MATERIAL FOR THIS TASK Block Start

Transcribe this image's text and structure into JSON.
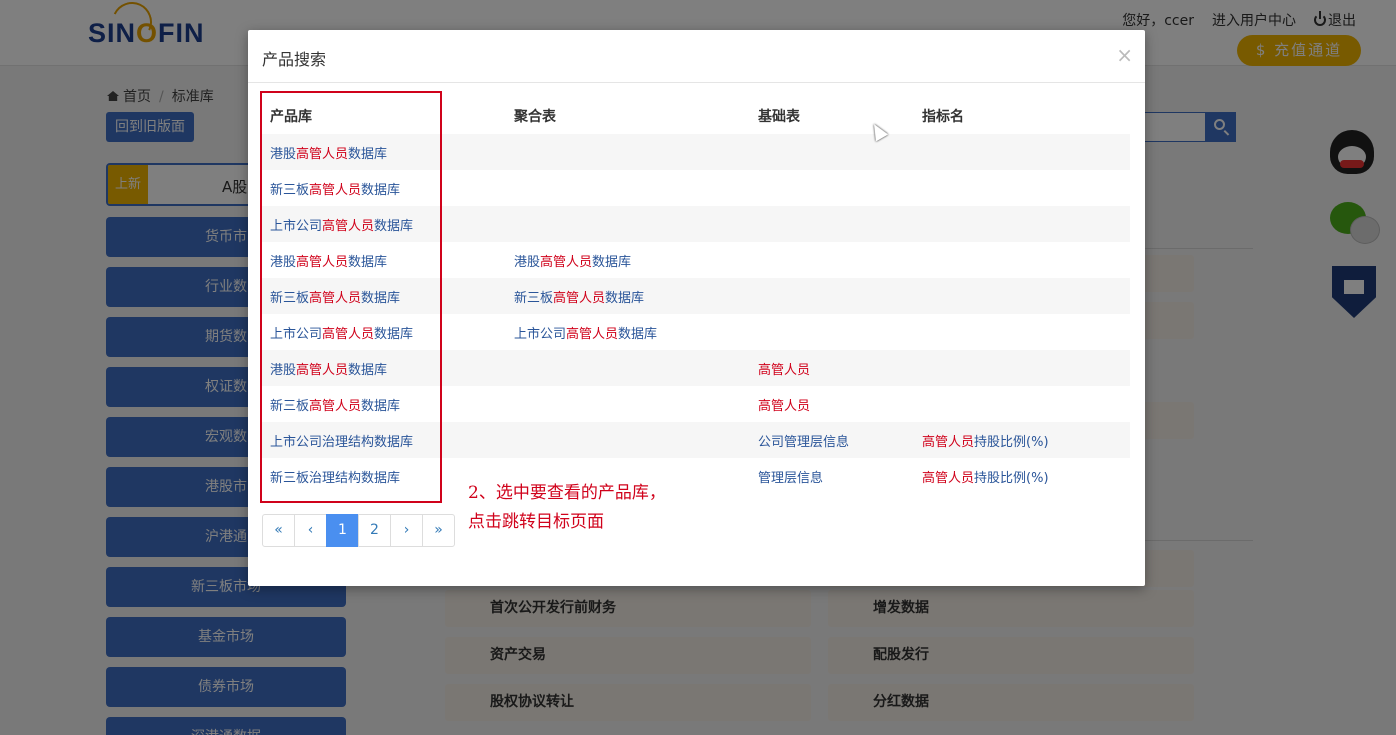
{
  "header": {
    "logo_text_before": "SIN",
    "logo_text_o": "O",
    "logo_text_after": "FIN",
    "greeting": "您好，ccer",
    "user_center": "进入用户中心",
    "logout": "退出",
    "recharge": "$ 充值通道"
  },
  "breadcrumb": {
    "home": "首页",
    "current": "标准库"
  },
  "old_version_button": "回到旧版面",
  "tabs": {
    "new_badge": "上新",
    "ashare": "A股"
  },
  "sidebar": {
    "items": [
      {
        "label": "货币市"
      },
      {
        "label": "行业数"
      },
      {
        "label": "期货数"
      },
      {
        "label": "权证数"
      },
      {
        "label": "宏观数"
      },
      {
        "label": "港股市"
      },
      {
        "label": "沪港通"
      },
      {
        "label": "新三板市场"
      },
      {
        "label": "基金市场"
      },
      {
        "label": "债券市场"
      },
      {
        "label": "深港通数据"
      }
    ]
  },
  "content_cards": [
    {
      "left": "首次公开发行前财务",
      "right": "增发数据"
    },
    {
      "left": "资产交易",
      "right": "配股发行"
    },
    {
      "left": "股权协议转让",
      "right": "分红数据"
    }
  ],
  "modal": {
    "title": "产品搜索",
    "close": "×",
    "columns": [
      "产品库",
      "聚合表",
      "基础表",
      "指标名"
    ],
    "rows": [
      {
        "c1": [
          "港股",
          "高管人员",
          "数据库"
        ],
        "c2": [
          "",
          "",
          ""
        ],
        "c3": [
          "",
          "",
          ""
        ],
        "c4": [
          "",
          "",
          ""
        ]
      },
      {
        "c1": [
          "新三板",
          "高管人员",
          "数据库"
        ],
        "c2": [
          "",
          "",
          ""
        ],
        "c3": [
          "",
          "",
          ""
        ],
        "c4": [
          "",
          "",
          ""
        ]
      },
      {
        "c1": [
          "上市公司",
          "高管人员",
          "数据库"
        ],
        "c2": [
          "",
          "",
          ""
        ],
        "c3": [
          "",
          "",
          ""
        ],
        "c4": [
          "",
          "",
          ""
        ]
      },
      {
        "c1": [
          "港股",
          "高管人员",
          "数据库"
        ],
        "c2": [
          "港股",
          "高管人员",
          "数据库"
        ],
        "c3": [
          "",
          "",
          ""
        ],
        "c4": [
          "",
          "",
          ""
        ]
      },
      {
        "c1": [
          "新三板",
          "高管人员",
          "数据库"
        ],
        "c2": [
          "新三板",
          "高管人员",
          "数据库"
        ],
        "c3": [
          "",
          "",
          ""
        ],
        "c4": [
          "",
          "",
          ""
        ]
      },
      {
        "c1": [
          "上市公司",
          "高管人员",
          "数据库"
        ],
        "c2": [
          "上市公司",
          "高管人员",
          "数据库"
        ],
        "c3": [
          "",
          "",
          ""
        ],
        "c4": [
          "",
          "",
          ""
        ]
      },
      {
        "c1": [
          "港股",
          "高管人员",
          "数据库"
        ],
        "c2": [
          "",
          "",
          ""
        ],
        "c3": [
          "",
          "高管人员",
          ""
        ],
        "c4": [
          "",
          "",
          ""
        ]
      },
      {
        "c1": [
          "新三板",
          "高管人员",
          "数据库"
        ],
        "c2": [
          "",
          "",
          ""
        ],
        "c3": [
          "",
          "高管人员",
          ""
        ],
        "c4": [
          "",
          "",
          ""
        ]
      },
      {
        "c1": [
          "上市公司治理结构数据库",
          "",
          ""
        ],
        "c2": [
          "",
          "",
          ""
        ],
        "c3": [
          "公司管理层信息",
          "",
          ""
        ],
        "c4": [
          "",
          "高管人员",
          "持股比例(%)"
        ]
      },
      {
        "c1": [
          "新三板治理结构数据库",
          "",
          ""
        ],
        "c2": [
          "",
          "",
          ""
        ],
        "c3": [
          "管理层信息",
          "",
          ""
        ],
        "c4": [
          "",
          "高管人员",
          "持股比例(%)"
        ]
      }
    ],
    "pagination": [
      "«",
      "‹",
      "1",
      "2",
      "›",
      "»"
    ],
    "active_page": "1"
  },
  "annotation": {
    "line1": "2、选中要查看的产品库，",
    "line2": "点击跳转目标页面"
  },
  "colors": {
    "primary_blue": "#3f6fc4",
    "highlight_red": "#d0021b",
    "link_blue": "#2a5599",
    "gold": "#f0b400"
  }
}
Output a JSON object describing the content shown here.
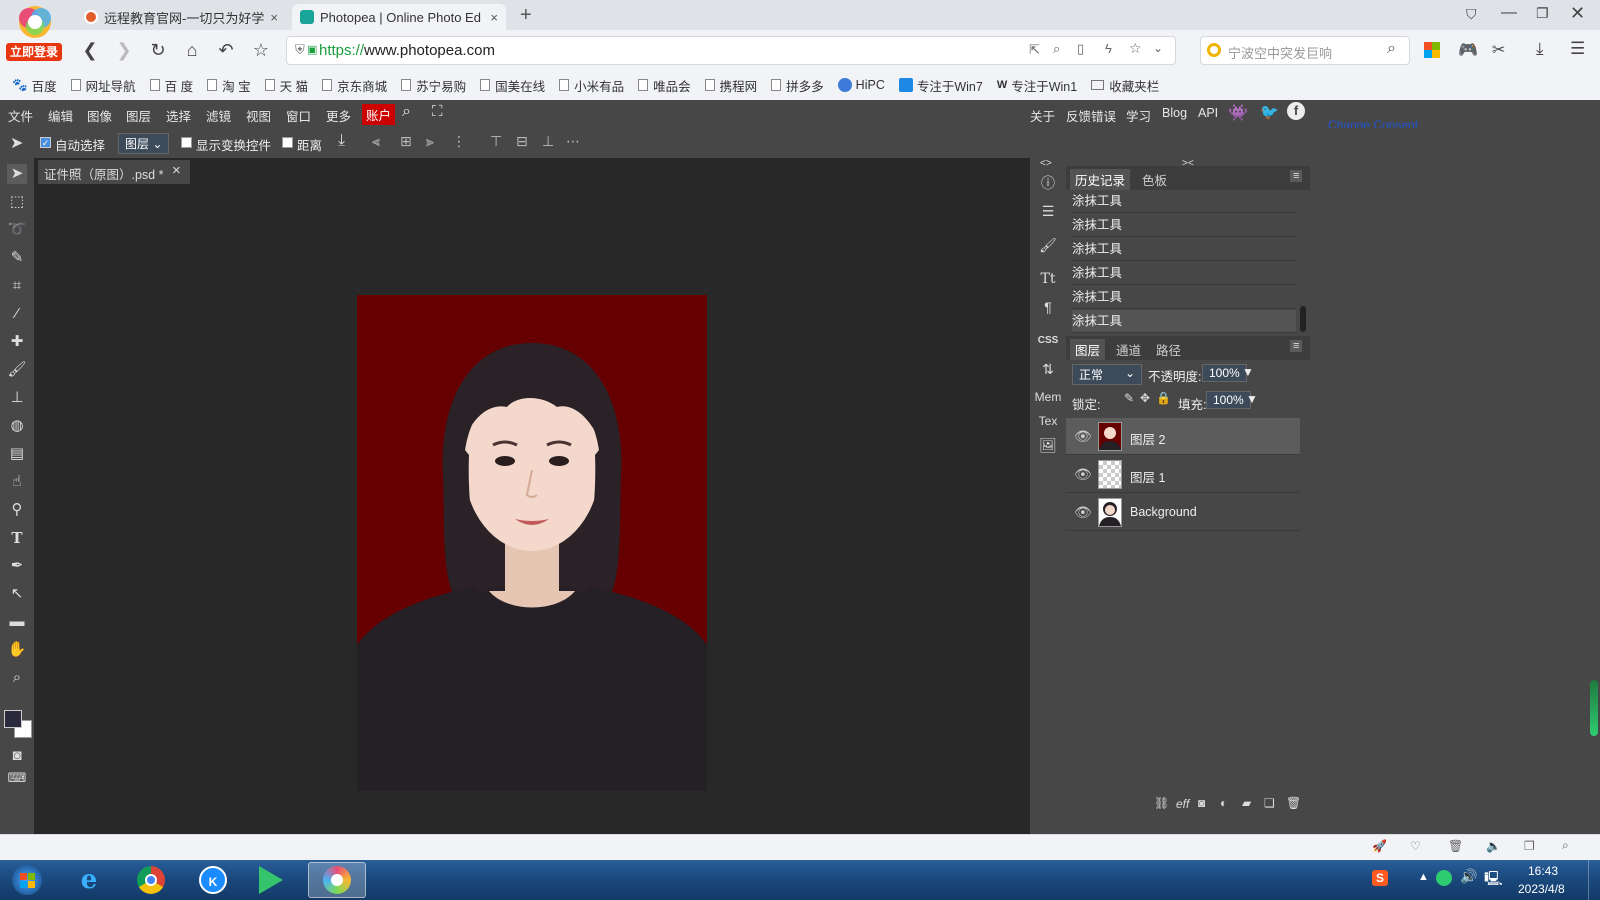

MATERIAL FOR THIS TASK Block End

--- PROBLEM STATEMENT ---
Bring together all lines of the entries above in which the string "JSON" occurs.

--- OUTPUT OF THE TASK ---
Transcribe this image's text and structure into JSON.
Output a JSON object describing the content shown here.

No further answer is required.